• _ASSIGNED TASK_
Reproduce exactly the line containing "Transcribe this image's" and every line after it, through the last line of the records below; add nothing.

(Website and app data records)
--------
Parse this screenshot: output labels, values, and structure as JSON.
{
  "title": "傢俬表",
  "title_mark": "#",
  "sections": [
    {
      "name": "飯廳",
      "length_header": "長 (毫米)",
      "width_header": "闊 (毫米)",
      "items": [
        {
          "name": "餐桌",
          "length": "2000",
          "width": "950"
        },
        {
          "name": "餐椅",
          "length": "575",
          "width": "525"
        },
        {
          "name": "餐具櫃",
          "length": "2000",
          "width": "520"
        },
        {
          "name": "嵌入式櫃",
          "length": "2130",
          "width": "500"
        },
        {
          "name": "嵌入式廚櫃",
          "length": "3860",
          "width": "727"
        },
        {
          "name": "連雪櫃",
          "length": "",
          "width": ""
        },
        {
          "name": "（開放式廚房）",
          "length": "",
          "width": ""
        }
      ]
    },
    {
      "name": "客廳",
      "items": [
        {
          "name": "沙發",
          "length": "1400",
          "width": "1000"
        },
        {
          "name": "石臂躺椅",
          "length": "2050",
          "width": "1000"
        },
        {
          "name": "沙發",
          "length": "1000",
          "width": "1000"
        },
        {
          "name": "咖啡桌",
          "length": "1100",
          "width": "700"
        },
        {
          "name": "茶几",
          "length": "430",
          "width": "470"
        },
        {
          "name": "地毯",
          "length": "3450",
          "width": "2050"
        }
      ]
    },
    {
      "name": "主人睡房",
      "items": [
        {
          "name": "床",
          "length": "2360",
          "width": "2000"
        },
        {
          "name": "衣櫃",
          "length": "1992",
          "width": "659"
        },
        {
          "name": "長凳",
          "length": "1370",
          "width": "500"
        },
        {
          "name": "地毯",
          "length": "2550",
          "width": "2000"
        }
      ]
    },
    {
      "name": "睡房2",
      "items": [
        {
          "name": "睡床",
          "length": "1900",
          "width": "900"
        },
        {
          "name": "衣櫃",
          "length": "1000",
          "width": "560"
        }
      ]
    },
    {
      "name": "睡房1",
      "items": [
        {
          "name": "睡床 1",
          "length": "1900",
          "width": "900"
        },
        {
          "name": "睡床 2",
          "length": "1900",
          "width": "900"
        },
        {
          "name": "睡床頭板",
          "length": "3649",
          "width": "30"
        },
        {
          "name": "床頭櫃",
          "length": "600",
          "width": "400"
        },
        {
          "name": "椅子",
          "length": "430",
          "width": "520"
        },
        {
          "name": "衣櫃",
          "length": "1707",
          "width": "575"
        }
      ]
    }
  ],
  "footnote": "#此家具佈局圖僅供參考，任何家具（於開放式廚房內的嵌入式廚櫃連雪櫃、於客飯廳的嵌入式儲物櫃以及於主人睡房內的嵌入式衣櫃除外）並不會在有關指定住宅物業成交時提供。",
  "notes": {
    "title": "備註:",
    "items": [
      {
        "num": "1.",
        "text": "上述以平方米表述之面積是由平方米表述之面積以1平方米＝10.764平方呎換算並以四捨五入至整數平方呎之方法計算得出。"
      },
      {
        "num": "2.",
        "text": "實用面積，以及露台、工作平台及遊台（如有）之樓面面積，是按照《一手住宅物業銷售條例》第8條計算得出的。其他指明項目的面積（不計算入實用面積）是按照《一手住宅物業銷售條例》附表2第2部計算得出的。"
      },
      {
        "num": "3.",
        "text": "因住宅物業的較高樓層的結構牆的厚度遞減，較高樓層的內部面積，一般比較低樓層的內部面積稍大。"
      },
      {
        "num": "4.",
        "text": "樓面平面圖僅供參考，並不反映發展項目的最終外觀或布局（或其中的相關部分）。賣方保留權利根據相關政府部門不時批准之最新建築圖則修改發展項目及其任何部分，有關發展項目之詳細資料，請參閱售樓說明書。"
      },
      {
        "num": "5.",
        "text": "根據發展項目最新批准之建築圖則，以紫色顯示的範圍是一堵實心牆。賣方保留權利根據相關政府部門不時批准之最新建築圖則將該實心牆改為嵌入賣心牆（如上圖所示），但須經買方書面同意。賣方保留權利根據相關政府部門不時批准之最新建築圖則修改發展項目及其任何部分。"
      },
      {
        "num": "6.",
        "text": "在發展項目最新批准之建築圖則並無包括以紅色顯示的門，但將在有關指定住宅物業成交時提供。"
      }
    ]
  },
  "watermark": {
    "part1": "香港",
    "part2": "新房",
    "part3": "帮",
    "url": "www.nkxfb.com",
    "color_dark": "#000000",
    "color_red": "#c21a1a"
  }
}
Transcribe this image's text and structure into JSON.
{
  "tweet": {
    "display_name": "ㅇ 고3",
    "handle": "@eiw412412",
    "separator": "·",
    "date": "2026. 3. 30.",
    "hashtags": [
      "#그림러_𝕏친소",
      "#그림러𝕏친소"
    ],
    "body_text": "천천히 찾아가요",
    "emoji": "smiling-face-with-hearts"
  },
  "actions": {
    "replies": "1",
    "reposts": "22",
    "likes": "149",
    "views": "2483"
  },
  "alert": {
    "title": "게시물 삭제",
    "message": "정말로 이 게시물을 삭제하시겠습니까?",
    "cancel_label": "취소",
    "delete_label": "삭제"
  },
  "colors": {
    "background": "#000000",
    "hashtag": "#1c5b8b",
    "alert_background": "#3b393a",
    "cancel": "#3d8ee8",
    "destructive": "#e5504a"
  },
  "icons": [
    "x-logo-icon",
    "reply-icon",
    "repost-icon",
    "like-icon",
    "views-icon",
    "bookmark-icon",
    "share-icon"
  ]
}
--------
• _TASK RESULT_
Transcribe this image's text and structure into JSON.
{
  "tweet": {
    "display_name": "ㅇ 고3",
    "handle": "@eiw412412",
    "separator": "·",
    "date": "2026. 3. 30.",
    "hashtags": [
      "#그림러_𝕏친소",
      "#그림러𝕏친소"
    ],
    "body_text": "천천히 찾아가요",
    "emoji": "smiling-face-with-hearts"
  },
  "actions": {
    "replies": "1",
    "reposts": "22",
    "likes": "149",
    "views": "2483"
  },
  "alert": {
    "title": "게시물 삭제",
    "message": "정말로 이 게시물을 삭제하시겠습니까?",
    "cancel_label": "취소",
    "delete_label": "삭제"
  },
  "colors": {
    "background": "#000000",
    "hashtag": "#1c5b8b",
    "alert_background": "#3b393a",
    "cancel": "#3d8ee8",
    "destructive": "#e5504a"
  },
  "icons": [
    "x-logo-icon",
    "reply-icon",
    "repost-icon",
    "like-icon",
    "views-icon",
    "bookmark-icon",
    "share-icon"
  ]
}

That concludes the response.